It wasn’t that long ago that Snapchat looked like the biggest up and coming social media platform for users and marketers. Users loved the picture-and-video-sharing-platform that would automatically delete your content after 24 hours, and it seemed to be rising in popularity quickly.
And then, almost as quickly, that growth stopped. Snapchat’s popularity paled further when Instagram added their own Story feature, and then Facebook followed.
So what exactly does this mean for Snapchat marketing? Should your business still be investing in it? In this post, we’re going to answer that question, helping you evaluate whether or not it’s the right choice for you.
Why Are More Businesses Pulling Back?
There are several reasons that a lot of businesses are pulling back and opting not to use Snapchat as a key component of their social media marketing. This is particularly true for small and medium businesses who don’t have thousands of dollars to spend every week on social marketing. Ultimately, Snapchat often doesn’t yield the same sort of results in terms of engagement and reach as other platforms, so brands shift towards those instead.
Instagram Stories in particular was a bit hit to Snapchat, taking the idea of the disappearing-after-24-hours-content and actually improving it. It wasn’t long after Stories was created that this feature alone exceeded Snapchat usage, making it more valuable for brands.
Then, Snapchat made it a little worse. They recently released a big redesign that ended up driving away users who disliked the interface.
It’s also worth noting that Snapchat Ad costs are so high that most ad types (excluding a few select options) aren’t even close to being accessible for small businesses. Some of the Discover Ads actually cost upwards of several hundred thousand dollars to run a campaign for several days. While they have lowered the costs, Instagram’s Stories Ads, by comparison, can yield results with just fifty dollars a week.
And then there’s the last practical side of it: it’s a pain for marketers to use. There’s no scheduling software like there is for other platforms, so Snapchat marketing is all digital. Snapchat’s own native analytics are also pitiful, and the API is difficult to crack so there’s only one good option for thorough analytics in the third-party Snaplytics.
What Are The Benefits to Using Snapchat?

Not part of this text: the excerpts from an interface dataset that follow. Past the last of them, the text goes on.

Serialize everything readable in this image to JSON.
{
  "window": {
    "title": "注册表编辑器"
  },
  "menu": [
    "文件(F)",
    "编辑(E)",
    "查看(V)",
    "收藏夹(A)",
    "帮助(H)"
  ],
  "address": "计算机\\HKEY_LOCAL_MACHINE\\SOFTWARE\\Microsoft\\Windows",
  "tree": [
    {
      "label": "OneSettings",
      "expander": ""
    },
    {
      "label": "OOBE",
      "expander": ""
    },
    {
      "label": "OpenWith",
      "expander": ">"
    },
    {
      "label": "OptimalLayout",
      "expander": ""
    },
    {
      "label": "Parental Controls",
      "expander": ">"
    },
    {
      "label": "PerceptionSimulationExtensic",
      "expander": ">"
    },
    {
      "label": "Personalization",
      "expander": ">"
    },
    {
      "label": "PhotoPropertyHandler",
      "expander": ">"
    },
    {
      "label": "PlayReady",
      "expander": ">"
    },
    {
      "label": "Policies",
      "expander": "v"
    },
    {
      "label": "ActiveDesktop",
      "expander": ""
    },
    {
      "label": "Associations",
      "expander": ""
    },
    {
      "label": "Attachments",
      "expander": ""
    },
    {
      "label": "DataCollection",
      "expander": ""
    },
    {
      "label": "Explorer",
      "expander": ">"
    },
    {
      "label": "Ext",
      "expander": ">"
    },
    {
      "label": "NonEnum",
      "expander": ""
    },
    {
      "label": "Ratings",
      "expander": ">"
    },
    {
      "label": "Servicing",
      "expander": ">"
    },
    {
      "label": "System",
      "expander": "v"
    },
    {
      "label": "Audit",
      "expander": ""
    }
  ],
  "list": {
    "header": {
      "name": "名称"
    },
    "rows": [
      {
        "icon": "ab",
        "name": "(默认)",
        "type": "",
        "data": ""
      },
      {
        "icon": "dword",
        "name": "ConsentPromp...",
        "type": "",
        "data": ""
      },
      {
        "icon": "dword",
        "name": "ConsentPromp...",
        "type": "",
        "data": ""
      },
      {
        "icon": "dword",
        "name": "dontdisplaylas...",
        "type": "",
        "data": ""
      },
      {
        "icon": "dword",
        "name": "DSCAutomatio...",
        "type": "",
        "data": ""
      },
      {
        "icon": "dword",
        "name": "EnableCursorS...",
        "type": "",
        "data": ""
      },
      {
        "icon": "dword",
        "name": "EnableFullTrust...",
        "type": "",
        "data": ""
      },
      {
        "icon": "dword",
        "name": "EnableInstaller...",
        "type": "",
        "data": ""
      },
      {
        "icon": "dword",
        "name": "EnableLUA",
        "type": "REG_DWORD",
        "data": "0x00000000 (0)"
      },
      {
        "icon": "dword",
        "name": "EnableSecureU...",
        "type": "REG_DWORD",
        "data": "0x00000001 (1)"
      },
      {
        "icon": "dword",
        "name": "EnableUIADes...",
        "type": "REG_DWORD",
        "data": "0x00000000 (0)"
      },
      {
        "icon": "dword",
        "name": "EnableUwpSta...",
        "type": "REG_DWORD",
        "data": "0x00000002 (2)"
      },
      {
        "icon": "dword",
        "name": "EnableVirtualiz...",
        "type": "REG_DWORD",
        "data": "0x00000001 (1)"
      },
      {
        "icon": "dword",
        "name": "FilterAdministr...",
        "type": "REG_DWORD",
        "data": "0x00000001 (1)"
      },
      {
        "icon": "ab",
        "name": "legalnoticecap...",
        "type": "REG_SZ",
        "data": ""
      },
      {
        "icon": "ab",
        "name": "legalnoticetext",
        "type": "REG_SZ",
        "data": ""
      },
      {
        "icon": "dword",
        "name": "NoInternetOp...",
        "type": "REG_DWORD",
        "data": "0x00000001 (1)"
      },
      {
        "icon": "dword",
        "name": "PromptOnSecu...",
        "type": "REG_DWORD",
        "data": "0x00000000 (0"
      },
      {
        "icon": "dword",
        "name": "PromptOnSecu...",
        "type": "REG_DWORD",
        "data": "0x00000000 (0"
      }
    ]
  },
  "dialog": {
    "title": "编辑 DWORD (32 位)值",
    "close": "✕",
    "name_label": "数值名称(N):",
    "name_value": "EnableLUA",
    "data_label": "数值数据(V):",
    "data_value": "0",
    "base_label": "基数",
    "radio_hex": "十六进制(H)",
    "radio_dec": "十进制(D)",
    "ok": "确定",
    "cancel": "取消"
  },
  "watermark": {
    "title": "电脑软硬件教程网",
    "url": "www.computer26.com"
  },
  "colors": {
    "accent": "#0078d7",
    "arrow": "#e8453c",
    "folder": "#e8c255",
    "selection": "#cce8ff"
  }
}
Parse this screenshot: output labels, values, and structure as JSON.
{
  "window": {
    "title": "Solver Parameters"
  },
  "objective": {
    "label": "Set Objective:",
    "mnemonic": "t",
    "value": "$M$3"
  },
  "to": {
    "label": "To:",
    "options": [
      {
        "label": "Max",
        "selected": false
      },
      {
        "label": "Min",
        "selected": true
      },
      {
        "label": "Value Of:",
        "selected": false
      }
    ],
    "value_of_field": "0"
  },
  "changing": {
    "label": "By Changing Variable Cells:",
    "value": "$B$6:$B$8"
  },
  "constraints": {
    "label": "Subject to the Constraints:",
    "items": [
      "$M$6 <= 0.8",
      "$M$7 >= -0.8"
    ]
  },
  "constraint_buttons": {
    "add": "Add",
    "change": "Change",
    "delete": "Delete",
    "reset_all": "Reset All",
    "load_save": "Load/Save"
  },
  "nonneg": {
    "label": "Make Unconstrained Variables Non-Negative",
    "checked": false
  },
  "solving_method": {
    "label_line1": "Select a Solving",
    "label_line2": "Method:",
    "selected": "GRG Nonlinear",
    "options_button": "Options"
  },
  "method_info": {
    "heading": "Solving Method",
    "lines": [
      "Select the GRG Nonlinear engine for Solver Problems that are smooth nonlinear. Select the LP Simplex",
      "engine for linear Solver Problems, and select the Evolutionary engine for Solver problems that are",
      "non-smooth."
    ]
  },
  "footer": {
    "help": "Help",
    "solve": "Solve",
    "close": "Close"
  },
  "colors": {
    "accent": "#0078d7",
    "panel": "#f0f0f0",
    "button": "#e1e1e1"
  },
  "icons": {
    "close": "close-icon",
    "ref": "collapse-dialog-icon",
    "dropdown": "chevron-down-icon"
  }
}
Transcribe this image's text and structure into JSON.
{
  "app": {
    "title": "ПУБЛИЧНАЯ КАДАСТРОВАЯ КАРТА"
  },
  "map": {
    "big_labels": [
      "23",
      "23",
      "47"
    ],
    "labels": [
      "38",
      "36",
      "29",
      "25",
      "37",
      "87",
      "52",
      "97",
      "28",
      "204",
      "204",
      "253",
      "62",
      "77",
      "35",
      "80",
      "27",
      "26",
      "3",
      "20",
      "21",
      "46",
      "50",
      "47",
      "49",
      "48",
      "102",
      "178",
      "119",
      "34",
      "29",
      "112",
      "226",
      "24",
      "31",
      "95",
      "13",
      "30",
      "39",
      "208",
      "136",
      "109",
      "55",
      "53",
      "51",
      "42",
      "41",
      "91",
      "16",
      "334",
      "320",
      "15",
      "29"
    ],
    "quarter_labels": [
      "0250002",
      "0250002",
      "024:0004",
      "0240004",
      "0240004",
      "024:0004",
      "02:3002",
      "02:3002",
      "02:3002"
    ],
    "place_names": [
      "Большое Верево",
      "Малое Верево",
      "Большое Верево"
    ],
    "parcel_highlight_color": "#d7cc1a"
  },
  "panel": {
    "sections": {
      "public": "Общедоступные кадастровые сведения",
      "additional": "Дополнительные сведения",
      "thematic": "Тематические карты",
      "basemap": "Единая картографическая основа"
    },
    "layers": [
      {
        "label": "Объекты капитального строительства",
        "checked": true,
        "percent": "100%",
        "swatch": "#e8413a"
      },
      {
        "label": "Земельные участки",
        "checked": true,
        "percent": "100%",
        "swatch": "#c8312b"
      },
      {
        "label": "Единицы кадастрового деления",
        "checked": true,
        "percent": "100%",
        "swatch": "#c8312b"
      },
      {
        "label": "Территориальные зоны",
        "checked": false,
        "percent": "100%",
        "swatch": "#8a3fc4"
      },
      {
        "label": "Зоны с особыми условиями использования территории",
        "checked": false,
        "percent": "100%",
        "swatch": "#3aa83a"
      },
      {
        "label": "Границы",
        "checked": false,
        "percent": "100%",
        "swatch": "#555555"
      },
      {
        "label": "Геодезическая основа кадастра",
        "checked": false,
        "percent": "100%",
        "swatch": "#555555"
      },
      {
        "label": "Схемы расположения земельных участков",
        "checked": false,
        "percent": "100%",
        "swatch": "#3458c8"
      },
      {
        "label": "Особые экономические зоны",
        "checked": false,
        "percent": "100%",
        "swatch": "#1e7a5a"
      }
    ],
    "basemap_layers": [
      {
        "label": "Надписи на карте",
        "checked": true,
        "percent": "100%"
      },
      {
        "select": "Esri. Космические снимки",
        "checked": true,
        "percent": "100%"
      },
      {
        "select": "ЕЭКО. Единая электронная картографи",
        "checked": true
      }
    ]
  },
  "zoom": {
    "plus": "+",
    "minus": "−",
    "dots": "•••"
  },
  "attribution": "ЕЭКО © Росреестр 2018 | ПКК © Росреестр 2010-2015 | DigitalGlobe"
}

Ok, that’s a lot of negatives. I get that. But, there are some big positives.
Snapchat isn’t used as frequently as other platforms, and the user base has declined somewhat. That’s absolutely true. The audience that remains, however, is loyal to it. They still have 173 million daily users worldwide, which is why you’re still seeing screenshots of people with doe eyes and ears and flower crows popping up on Facebook.
Those audiences are younger, and they’re highly responsive to the video content on Snapchat. According to BusinessofApps, these audiences include:
- 83% of 12-17 year olds
- 77% of college students
- 70% of Snapchat users are female
- 53% of Snapchat users are under the age of 34
According to this same data, there is plenty of data that these audiences are using the platform frequently. One statistic revealed the following:
- Snapchat users over 25 years of age open the app 12 times a day for 20 mins in total
- Snapchat users under 25 years of age open the app 25 times a day for 30 mins in total
- Snapchat has more than 10 million unique video views daily
That’s a lot of social time spent on Snapchat, so if your audience is using it regularly– even if they’re also using other platforms– you shouldn’t count Snapchat out.
What New Developments Could Turn the Tide?
I’ll be honest. I have no idea where Snapchat is headed, and I’ve long predicted that the platform would die off (and have a much swifter death than other sometimes-swindlingly platforms like Twitter). They’ve implemented some cool features, like updates to the Snap Map which allow people to share Stories that will appear on maps to engage local users, and they did modify their interface somewhat after the initial backlash.
All that being said, I think Snapchat knows that it needs to do something big in order to stay relevant. Now we just have to wait and see what that is.
Should My Business Utilize Snapchat Marketing?
Overall, the answer for most businesses to this question is no. Facebook and Instagram both have larger, more diverse, and more engaged audiences. Instagram’s Story feature also runs circles around Snapchat in terms of performance, and they have more capabilities (like Story Highlights). I also think that Snapchat’s usage overtime will continue to decrease unless they do some major work to set themselves apart.
That being said, some businesses should consider adding Snapchat to their social repertoire. If your audience is active on Snapchat (AKA, if your audience is Millennial-or-younger heavy), then it can absolutely be a good platform to add in. Don’t choose it over Instagram or Facebook; this would be a mistake, but incorporating it with great content and building a following there can benefit you.
If you do decide to invest in Snapchat marketing for your business, I highly recommend using Snaplytics in order to evaluate your effectiveness on the platform and decide how to improve your campaigns moving forward.
Whether or not your business should use Snapchat marketing depends heavily on your individual business. Even if you do decide to invest in Snapchat marketing, however, note that Instagram has many of the same features and has much higher ROI in general. Snapchat can still be a good addition if your audience is there, because being able to reach them on every platform they’re using regularly can always be a plus.
Interested in Snapchat marketing and want to create some great content ahead of time? Our free StoriesAds tool can be used to create Snaps and Stories ahead of time, too.